# Task to complete
Below are some entries. Copy each line in them that holds "your".

----------------------------------------

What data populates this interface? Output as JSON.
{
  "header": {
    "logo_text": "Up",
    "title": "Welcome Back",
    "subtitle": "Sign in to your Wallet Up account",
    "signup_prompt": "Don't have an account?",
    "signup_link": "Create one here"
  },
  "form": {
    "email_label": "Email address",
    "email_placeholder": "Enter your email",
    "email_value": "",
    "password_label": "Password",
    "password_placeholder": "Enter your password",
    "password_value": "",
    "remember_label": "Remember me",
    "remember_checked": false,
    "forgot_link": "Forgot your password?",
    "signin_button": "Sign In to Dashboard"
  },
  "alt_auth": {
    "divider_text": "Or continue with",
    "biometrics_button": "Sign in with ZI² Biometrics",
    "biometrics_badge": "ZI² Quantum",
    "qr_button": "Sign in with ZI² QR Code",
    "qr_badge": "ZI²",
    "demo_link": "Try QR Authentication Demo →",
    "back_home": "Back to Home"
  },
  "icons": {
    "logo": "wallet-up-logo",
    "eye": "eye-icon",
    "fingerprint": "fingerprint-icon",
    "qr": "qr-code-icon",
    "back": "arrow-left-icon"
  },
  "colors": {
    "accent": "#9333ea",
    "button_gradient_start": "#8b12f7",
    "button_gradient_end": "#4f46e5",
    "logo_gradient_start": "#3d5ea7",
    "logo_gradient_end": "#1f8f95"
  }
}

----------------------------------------

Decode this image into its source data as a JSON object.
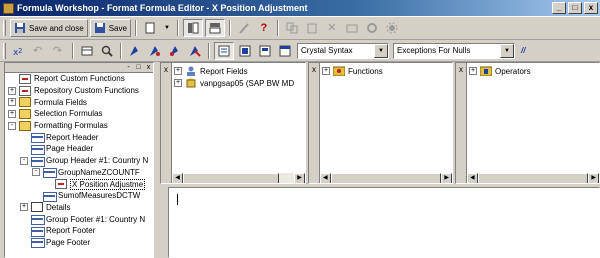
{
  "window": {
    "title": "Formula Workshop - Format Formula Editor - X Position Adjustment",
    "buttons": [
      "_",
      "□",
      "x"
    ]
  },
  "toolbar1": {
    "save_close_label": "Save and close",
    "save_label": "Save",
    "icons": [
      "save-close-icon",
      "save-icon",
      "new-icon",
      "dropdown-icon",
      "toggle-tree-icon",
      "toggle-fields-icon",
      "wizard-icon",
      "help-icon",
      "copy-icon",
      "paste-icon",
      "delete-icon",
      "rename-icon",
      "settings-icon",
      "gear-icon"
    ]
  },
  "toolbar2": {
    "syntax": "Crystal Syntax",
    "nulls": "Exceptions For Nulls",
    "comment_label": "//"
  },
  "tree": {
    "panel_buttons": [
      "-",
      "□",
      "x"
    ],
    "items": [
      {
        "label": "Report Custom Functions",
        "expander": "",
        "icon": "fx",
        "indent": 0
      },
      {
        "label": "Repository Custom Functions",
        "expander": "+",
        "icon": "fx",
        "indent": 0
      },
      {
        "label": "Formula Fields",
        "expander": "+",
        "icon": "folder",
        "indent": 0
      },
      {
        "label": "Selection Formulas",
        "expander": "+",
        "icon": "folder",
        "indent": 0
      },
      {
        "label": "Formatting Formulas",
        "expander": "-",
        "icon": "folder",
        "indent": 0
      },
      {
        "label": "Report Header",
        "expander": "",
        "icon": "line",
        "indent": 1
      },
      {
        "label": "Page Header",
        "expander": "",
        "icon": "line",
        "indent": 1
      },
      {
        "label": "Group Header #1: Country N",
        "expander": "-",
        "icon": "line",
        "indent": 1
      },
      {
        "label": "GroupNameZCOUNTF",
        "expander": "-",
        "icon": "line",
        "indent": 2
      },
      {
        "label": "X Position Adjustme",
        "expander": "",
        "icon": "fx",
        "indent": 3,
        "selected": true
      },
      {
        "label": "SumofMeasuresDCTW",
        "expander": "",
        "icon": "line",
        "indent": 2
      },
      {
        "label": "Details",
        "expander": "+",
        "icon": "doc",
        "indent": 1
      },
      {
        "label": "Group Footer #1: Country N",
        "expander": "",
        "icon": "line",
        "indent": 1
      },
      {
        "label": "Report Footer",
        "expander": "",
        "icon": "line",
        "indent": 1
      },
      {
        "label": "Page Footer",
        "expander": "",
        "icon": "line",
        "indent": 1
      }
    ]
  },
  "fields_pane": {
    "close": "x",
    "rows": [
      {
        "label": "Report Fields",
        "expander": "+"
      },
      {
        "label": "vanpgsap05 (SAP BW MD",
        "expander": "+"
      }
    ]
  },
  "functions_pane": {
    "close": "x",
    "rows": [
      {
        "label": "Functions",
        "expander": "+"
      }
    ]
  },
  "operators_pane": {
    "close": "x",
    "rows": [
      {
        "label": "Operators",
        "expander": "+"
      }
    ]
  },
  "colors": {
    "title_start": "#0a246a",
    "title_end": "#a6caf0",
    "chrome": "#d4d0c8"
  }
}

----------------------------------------

# Task solution
    "subtitle": "Sign in to your Wallet Up account",
    "email_placeholder": "Enter your email",
    "password_placeholder": "Enter your password",
    "forgot_link": "Forgot your password?",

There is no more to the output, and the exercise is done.